Don’t Turn Her Into The Invisible Woman
Sex, Love and Relationships with Anna-Megan Raley
Friday, 7:45 p.m. – She wipes away a small fleck of mascara from underneath her eye. Then presses her hands firmly down the front of her dress to straighten out any crinkles in the fabric. Next, she debates over earrings. The feminine dangles or the sassy, sparkly hoops? She does a 180 in front of the mirror to ensure the back of her dress drapes perfectly around her curvy frame. She spins around to capture the image in the mirror of how perfect she looks and feels for their night’s plans.
After adding a final layer of lip gloss and one last blast of hairspray, she’s beaming and tiptoes downstairs so her husband has no notice of her grand entrance before they head to dinner with friends.
“Hey, babe, do these shoes go okay with this?” she asks while radiating through the living room, knowing already how great she looks.
He doesn’t look.
“Honey, let’s go already,” he says, ignoring her.
Boom. She was Cinderella a moment ago, but now she’s just become invisible. Again.
She stressed over every little detail for that one moment, for that one look from her husband, for that one comment of approval. She doesn’t get any of those. It’s as if all those little details that composed that image in the mirror have vanished.
All she wanted was a “wow, honey, you look beautiful” or a silent look that screams, “I’m so lucky to have her.” Something. Her expectations aren’t unreasonable. She just wants to make him proud and be noticed by the man who has vowed to love her forever.
She doesn’t say anything.
Sunday, 4 p.m. – They’re driving to meet some work associates at a casual event. They’re excited to have a few hours together before the work-week begins, but her head is pounding from a hectic weekend. She forces a smile.
He keeps the radio at a high volume as he drives. She reaches over to adjust the volume slightly. He’s angered.
“What are you doing!” he screams as if she’s a child. “You just want to control everything!”
Immediately regretting that she upset her husband before their night even began, she reminds her stubborn man about the headache that’s haunting her. He doesn’t care.
“I’m not talking to you the rest of the way,” he tells her. “You just act like everything I do is wrong.”
She’s stunned and doesn’t ignore the problem.
“Why are you acting this way?” she asks. “Why don’t you care that the loud radio is making my head hurt?”
Silence. He doesn’t need to answer her – she’s invisible.
Tuesday, 6 p.m. – She pulls herself out of her car after a long couple of days at work. Always carrying her purse, computer bag and work bag on one shoulder so she could handle her keys with the other arm has made her back become a source of daily discomfort.

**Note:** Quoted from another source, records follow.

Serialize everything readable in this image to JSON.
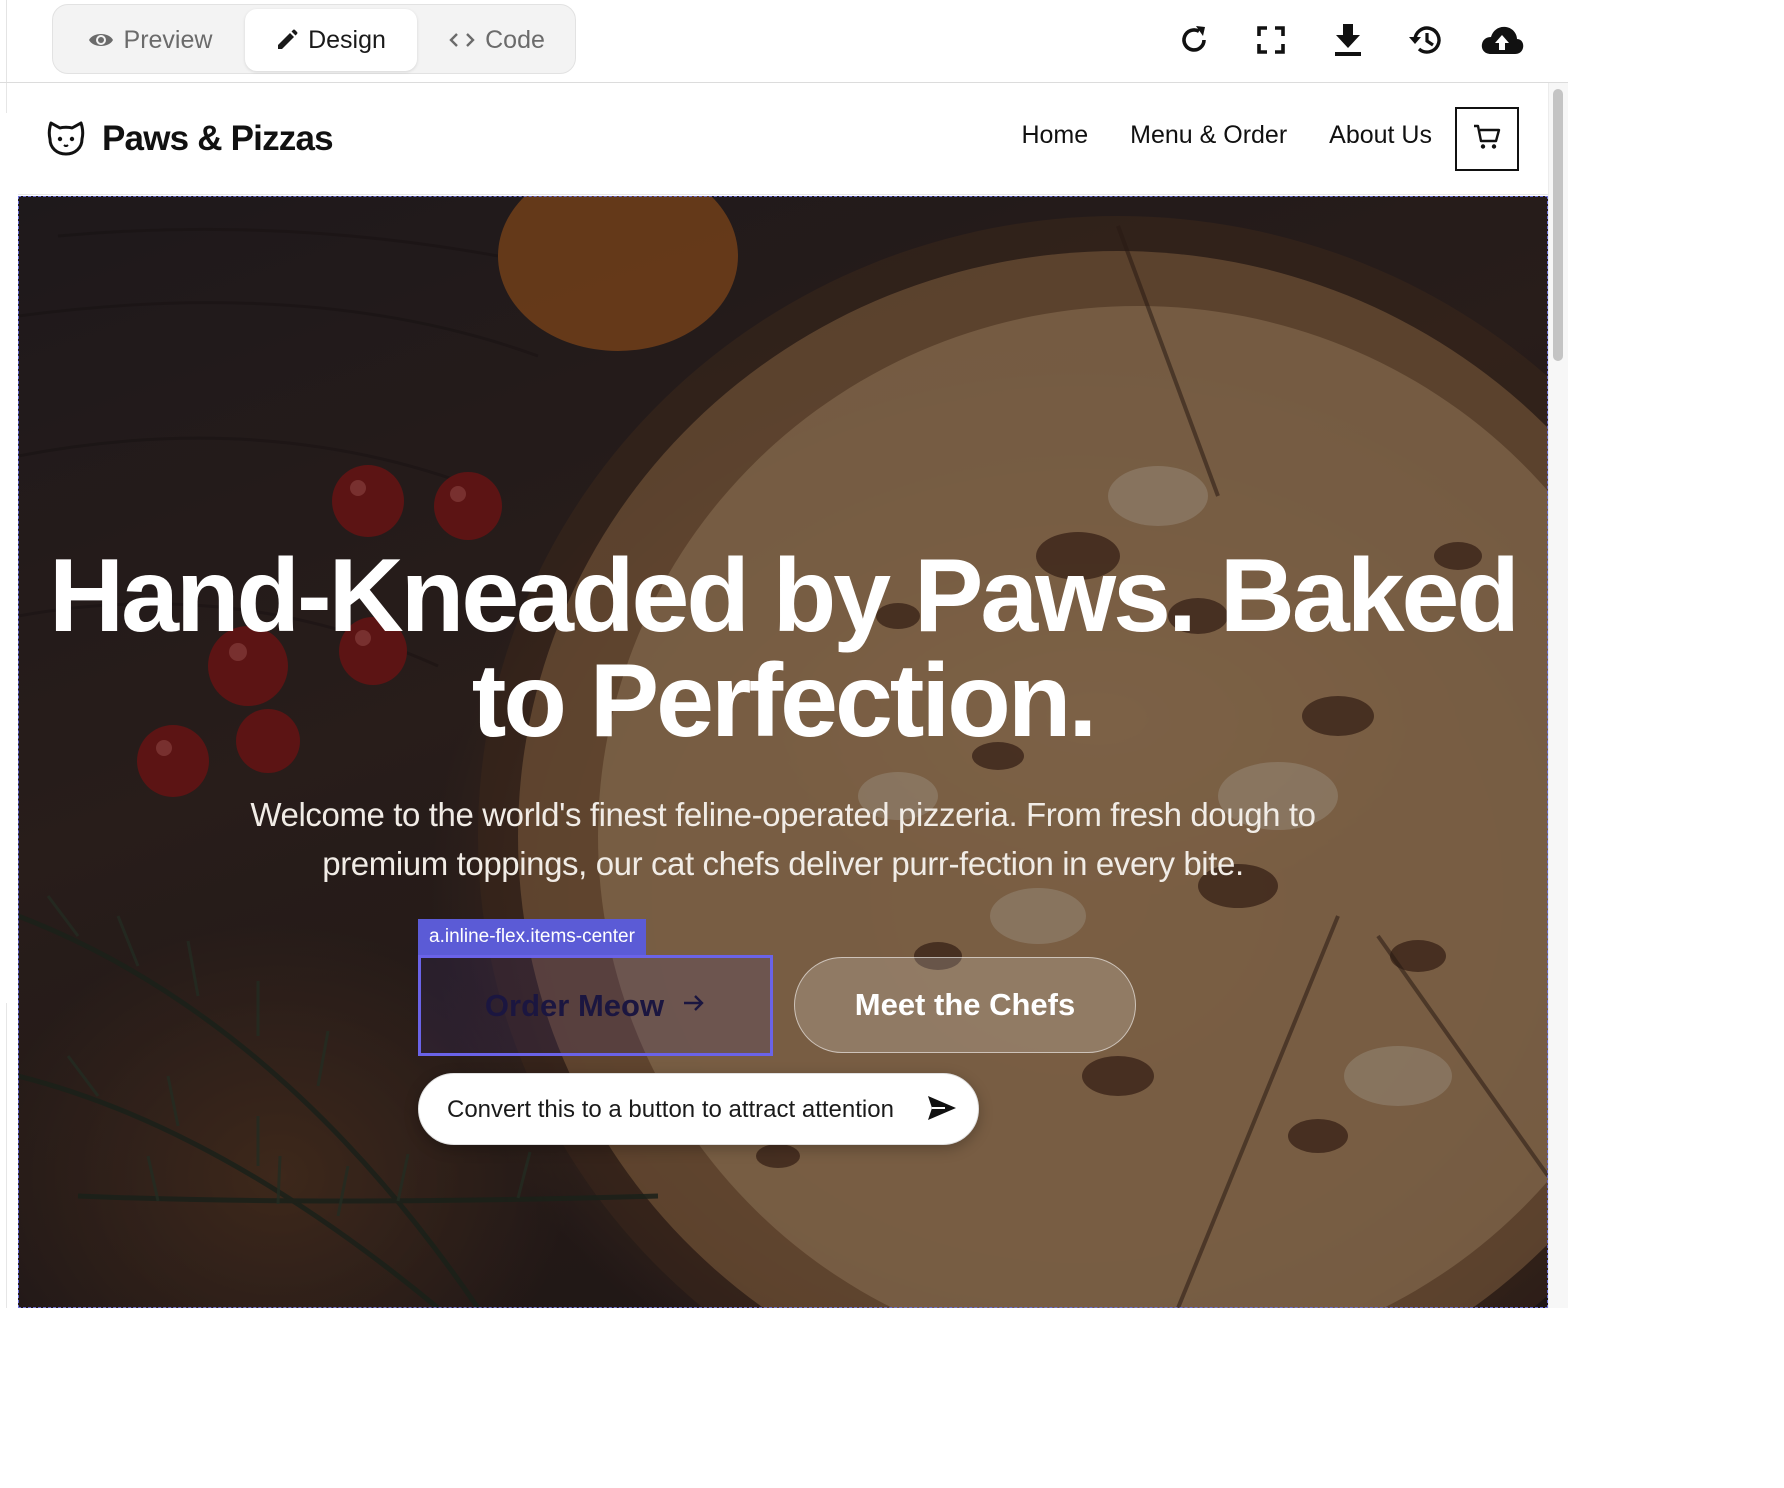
{
  "editor": {
    "modes": [
      {
        "label": "Preview",
        "icon": "eye-icon"
      },
      {
        "label": "Design",
        "icon": "pencil-icon"
      },
      {
        "label": "Code",
        "icon": "code-icon"
      }
    ],
    "active_mode": "Design",
    "toolbar_icons": [
      "refresh-icon",
      "fullscreen-icon",
      "download-icon",
      "history-icon",
      "cloud-upload-icon"
    ]
  },
  "site": {
    "brand": {
      "name": "Paws & Pizzas",
      "icon": "cat-icon"
    },
    "nav": {
      "links": [
        "Home",
        "Menu & Order",
        "About Us"
      ],
      "cart_icon": "cart-icon"
    },
    "hero": {
      "title_line1": "Hand-Kneaded by Paws. Baked",
      "title_line2": "to Perfection.",
      "subtitle": "Welcome to the world's finest feline-operated pizzeria. From fresh dough to premium toppings, our cat chefs deliver purr-fection in every bite.",
      "primary_button": "Order Meow",
      "secondary_button": "Meet the Chefs"
    }
  },
  "selection": {
    "tag": "a.inline-flex.items-center",
    "accent_color": "#5b5bd6"
  },
  "prompt": {
    "value": "Convert this to a button to attract attention",
    "send_icon": "send-icon"
  }
}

“You’re home earlier tonight,” he says as he helps her carry her things upstairs.
She’s warmed by his embrace.
“What do you want to do for dinner?” her husband asks.
While getting out of her uncomfortable work clothes, she kicks off her heels and suggests a take-out place. He agrees.
“Hey, babe, do you think you could rub my back right here before we pick up the food?” she asks while stretching out the area of her back that’s killing her.
He pays no attention to how awkward she looks trying to get her back muscles to cooperate with her.
“You didn’t even notice my haircut,” he replies.
She actually feels guilty for not noticing that half an inch of hair is missing from his head. At the same time, she feels invisible.
Thursday, noon – She receives a phone call at her job. It’s her darling husband.
“Do you want to meet for lunch in 30 minutes?” he asks. “I want to spend some time with you.”
He’s so sweet.
She has the salad, but he picks on her for eating too much bread. She ignores him and talks about her big project at work. He asks follow-up questions and talks about events from his day as well.
They make plans to do chores that night and to work in the yard that weekend. He kisses her in the parking lot before they part.
She’s happy, and lunch was delicious. She’s smiling as she returns to the office. Her husband just makes her feel so special.
Thursday has been a great day in her world. She’s not feeling invisible at all.
But Friday is sneaky close, and there’s no way to know the next day that she’ll be important again. It could be tomorrow or the next day or the day after that.
Regardless of their days together, Thursday is going in the books as a good day. As she rushes home from work to see him, she’s wishing everyday was like Thursday.
The little things he did and said Thursday briefly erase the feelings of inferiority and emptiness, and she’s flooded with those adoring and adored feelings again.
Maybe these interractions sound real. Maybe they’re similar to moments you’ve had with your partner. Unfortunately, they’re real for a lot of people.
Dr. Kathleen F. Bernhard, the author of The Invisible Woman, addresses situations like the ones this woman in the story above faces.
Her book is described as being “for the millions of people who have given parts of themselves away to others and found they have lost their voice, their core.”
The words have inspired me to write this story, but, more importantly, I’ve realized I’m guilty of saying things that might have made the women in my life feel invisible. Sorry, mom. Sorry, sis.
Don’t turn her into the invisible woman. Women are meant to yap, so don’t take their voices away.